Recite empowering mantras.
Are you not prioritizing yourself because of guilt? If so, recite empowering mantras. These have the ability to boost your self-worth and motivate you to attend to your own needs.
Here are a six mantras, courtesy of Shine, that you can try out today:
“I deserve joy.”
“I am important.”
“When I pour into myself, I can shine my light onto others.”
“I am worthy of all the things that bring me happiness.”
“I can make time to nourish my mind, body, and spirit.”
Phase-out the negative and stress in your life.
Carve out a piece time, preferably when you’re not focused on something important, to evaluate the things in life that are causing you stress. Are they truly important to you? If not, you may want to start cutting them out of your life. For example, if there is a friend who consumes too much of your time and energy, you may want to distance yourself from their negativity.
If you’re not satisfied with your career, you may want to search for a new job. Or, you may even want to take the limb and start your own business. It may be nerve-racking. But, you don’t necessarily have to quit your job today. You could browse openings or have a side hustle until it takes off.
Learn how to say “no.”
Putting your foot down and standing your ground is probably the most effective way to prioritize yourself. If you don’t say “no,” then you’ll always put other’s wants and needs ahead of your own. Not only is this time-consuming, but you’ll also always be behind on your work. And, it prevents you from doing the things that you actually want to do.
The good thing is that you can say “no” to others without offending them. You can achieve this by being honest and straightforward with them. They may be disappointed. But, they should understand and respect your decision.

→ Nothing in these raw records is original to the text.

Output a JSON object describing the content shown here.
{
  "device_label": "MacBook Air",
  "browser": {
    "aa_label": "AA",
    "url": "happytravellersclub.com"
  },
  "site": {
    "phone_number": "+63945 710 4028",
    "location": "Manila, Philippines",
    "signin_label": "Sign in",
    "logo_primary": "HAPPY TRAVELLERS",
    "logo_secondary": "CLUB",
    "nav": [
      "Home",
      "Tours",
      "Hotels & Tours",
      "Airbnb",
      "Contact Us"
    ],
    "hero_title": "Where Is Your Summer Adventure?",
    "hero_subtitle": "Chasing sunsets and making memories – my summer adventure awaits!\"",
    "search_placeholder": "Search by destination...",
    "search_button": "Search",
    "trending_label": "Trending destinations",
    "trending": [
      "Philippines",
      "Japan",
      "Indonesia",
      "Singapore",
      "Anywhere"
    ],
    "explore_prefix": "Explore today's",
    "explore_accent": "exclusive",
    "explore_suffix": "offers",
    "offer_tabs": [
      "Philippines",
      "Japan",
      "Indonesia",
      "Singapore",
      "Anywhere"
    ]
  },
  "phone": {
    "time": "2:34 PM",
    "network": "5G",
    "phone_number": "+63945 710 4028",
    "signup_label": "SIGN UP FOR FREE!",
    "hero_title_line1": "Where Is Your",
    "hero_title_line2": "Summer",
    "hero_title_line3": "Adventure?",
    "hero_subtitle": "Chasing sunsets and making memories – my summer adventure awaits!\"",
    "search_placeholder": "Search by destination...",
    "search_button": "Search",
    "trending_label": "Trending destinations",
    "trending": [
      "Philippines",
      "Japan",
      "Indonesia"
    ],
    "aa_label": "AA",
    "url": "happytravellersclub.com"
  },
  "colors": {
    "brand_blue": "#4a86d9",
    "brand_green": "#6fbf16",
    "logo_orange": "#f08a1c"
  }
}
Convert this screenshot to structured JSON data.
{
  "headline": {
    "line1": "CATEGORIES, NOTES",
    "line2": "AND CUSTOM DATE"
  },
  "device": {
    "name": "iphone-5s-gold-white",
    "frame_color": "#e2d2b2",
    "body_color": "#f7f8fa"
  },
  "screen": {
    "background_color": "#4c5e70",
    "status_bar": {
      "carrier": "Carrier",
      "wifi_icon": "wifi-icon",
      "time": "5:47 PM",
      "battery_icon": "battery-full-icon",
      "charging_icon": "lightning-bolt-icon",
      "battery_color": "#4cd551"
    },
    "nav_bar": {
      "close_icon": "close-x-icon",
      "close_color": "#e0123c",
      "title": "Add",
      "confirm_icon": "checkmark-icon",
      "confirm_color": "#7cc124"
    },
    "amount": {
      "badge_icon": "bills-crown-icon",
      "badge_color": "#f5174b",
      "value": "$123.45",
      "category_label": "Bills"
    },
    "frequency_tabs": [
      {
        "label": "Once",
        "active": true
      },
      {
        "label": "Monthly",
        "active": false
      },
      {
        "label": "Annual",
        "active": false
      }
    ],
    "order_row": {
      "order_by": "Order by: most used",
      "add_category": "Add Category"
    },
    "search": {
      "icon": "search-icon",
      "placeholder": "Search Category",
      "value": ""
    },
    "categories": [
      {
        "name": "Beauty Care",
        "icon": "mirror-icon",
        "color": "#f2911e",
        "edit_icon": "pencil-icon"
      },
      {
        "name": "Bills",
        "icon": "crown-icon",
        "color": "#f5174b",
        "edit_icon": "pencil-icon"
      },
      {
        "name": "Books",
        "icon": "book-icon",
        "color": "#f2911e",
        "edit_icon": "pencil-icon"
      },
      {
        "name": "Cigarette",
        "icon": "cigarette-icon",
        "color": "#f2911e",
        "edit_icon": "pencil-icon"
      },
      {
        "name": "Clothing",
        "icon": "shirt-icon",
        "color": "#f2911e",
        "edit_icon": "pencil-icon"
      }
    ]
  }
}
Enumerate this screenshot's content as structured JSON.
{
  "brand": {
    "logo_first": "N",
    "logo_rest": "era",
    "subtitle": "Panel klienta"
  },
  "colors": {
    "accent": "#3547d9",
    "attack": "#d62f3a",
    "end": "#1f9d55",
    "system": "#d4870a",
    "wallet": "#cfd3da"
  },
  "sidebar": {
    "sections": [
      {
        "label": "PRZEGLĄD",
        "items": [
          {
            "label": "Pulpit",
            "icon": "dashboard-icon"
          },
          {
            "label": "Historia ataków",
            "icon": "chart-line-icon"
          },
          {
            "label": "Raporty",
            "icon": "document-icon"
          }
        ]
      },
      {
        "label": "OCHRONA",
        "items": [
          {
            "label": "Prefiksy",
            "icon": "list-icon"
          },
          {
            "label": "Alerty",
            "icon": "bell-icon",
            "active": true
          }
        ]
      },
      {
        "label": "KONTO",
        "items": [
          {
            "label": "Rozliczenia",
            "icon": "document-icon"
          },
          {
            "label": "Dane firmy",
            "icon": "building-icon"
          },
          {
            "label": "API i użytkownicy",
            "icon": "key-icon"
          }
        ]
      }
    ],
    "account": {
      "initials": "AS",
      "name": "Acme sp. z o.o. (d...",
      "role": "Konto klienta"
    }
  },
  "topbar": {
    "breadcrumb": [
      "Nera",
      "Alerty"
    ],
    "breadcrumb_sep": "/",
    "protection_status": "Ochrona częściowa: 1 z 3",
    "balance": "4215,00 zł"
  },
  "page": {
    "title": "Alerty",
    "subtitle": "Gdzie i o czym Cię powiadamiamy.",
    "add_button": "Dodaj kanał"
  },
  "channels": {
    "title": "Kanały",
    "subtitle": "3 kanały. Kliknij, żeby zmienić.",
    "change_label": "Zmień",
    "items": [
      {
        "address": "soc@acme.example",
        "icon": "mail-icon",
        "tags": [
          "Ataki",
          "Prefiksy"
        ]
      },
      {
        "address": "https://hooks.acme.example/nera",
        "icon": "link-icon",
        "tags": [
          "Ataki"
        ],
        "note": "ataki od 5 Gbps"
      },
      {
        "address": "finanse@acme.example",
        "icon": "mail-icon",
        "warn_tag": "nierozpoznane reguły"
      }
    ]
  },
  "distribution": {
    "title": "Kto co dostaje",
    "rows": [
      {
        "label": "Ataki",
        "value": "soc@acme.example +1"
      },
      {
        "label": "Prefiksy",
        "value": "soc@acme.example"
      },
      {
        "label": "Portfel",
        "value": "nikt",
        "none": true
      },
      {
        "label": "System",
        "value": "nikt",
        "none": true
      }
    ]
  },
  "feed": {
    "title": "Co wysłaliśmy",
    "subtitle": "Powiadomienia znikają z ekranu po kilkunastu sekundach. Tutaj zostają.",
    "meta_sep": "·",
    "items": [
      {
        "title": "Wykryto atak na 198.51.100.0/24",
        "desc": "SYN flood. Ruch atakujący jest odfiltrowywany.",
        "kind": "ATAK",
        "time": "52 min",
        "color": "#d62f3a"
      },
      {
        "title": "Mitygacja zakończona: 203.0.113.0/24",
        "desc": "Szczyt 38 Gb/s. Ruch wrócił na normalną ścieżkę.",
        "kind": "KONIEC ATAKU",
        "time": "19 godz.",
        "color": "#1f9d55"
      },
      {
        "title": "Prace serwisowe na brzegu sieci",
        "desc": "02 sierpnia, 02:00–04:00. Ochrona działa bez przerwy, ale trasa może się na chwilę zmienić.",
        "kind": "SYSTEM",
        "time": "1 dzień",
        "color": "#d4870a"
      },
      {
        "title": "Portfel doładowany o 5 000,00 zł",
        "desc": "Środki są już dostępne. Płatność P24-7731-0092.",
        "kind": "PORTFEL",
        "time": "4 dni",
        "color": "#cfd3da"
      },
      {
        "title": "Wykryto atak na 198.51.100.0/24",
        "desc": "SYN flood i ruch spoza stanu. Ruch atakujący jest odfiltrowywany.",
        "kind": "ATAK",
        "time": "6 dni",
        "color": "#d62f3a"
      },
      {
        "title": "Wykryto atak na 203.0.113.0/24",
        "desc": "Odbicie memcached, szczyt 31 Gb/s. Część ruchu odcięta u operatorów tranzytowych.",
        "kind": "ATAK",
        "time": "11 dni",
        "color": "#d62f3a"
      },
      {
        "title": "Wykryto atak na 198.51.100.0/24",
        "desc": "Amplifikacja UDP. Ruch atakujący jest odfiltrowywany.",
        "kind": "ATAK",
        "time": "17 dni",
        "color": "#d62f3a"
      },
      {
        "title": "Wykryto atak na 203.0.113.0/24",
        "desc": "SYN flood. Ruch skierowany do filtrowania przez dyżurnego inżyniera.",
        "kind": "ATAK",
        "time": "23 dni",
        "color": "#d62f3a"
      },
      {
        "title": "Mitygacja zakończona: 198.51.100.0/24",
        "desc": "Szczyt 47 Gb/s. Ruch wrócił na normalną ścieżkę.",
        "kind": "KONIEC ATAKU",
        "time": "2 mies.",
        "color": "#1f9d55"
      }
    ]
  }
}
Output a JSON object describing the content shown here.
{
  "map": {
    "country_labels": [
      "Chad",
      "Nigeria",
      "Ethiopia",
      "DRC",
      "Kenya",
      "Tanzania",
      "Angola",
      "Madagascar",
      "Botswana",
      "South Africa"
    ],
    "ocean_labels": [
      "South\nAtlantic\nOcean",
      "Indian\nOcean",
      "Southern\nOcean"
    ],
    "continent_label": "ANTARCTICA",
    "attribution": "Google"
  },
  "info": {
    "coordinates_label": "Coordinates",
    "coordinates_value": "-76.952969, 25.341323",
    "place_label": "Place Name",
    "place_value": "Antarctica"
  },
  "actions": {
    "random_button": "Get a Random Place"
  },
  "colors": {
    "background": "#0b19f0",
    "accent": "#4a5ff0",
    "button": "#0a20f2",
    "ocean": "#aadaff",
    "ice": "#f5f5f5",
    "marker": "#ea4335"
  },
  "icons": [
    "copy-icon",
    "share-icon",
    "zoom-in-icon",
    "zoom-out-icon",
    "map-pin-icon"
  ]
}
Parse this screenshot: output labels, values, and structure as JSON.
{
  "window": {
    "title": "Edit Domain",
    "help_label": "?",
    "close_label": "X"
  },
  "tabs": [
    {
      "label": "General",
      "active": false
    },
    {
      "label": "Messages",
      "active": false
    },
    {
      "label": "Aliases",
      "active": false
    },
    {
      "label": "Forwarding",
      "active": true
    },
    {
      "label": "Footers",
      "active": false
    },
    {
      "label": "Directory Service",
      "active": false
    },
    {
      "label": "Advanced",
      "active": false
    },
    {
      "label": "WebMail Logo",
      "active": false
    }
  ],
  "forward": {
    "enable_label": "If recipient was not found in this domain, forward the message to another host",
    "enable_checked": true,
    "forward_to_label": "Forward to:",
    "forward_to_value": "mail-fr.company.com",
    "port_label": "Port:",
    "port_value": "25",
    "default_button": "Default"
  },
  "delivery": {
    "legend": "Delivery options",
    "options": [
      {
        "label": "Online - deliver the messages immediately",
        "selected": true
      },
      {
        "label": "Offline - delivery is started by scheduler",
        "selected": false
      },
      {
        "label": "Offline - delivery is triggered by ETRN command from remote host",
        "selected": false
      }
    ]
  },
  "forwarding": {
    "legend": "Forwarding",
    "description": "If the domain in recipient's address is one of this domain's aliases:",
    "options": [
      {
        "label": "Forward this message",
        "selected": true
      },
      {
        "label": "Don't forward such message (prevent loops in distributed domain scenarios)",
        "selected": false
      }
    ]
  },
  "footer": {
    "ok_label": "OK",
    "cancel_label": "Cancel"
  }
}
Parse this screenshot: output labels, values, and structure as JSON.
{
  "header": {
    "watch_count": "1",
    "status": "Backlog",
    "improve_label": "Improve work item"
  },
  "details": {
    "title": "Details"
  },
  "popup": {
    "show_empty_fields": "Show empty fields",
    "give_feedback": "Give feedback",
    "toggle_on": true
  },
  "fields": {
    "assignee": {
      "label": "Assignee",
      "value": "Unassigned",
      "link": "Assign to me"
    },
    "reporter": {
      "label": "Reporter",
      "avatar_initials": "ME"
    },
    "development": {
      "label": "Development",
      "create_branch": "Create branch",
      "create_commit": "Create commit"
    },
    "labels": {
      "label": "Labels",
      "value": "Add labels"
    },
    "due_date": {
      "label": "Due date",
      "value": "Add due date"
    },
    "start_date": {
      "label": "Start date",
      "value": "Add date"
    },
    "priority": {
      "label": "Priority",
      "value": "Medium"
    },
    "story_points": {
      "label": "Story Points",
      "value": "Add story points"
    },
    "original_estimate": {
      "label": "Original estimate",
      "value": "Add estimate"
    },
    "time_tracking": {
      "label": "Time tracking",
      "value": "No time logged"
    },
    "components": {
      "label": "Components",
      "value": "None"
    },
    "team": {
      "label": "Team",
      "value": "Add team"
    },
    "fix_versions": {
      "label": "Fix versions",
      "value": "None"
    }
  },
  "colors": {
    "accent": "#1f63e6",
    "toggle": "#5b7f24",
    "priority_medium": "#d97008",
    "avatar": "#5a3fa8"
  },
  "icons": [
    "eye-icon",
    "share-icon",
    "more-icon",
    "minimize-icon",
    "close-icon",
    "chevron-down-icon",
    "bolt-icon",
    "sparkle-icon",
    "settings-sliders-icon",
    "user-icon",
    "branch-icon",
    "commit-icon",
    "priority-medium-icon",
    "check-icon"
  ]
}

You could also have a policy. For example, Friday nights are reserved for your family. No exceptions. So, if a friend from college wanted to get together, you would have to offer an alternative like Saturday night.
Remember your why.
In the hustle and bustle of daily life, it’s easy to lose track of your why. But, slow down and think about why you get out of bed every morning. Why do you go to work, hit the gym, or strive for learning opportunities?
Reconnecting with your why puts things in perspective. It can reignite your passion. It motivates you to achieve your goals. And, it will encourage you to put yourself first.
Reflect and accept who you are.
I’m not gonna lie. It’s never easy to admit your faults. But, when you’re transparent with yourself, you can look for ways to grow. At the same time, you don’t have to just focus on your shortcomings. Every day discover something new that you like about yourself. Besides giving you a self-esteem boost, you can also look for opportunities to put your strengths to good use.
Accepting who are means acknowledging your strengths and weaknesses. From there, you can spend your time devoted to what you can and can not change.
Finally, make it a point to schedule downtime. Start by taking 15-minute breaks between tasks at work. When you’re done for the day, leave work where it belongs — the office. Instead, spend your evenings with your family or just relaxing. And, during the weekends, do things that you genuinely enjoy.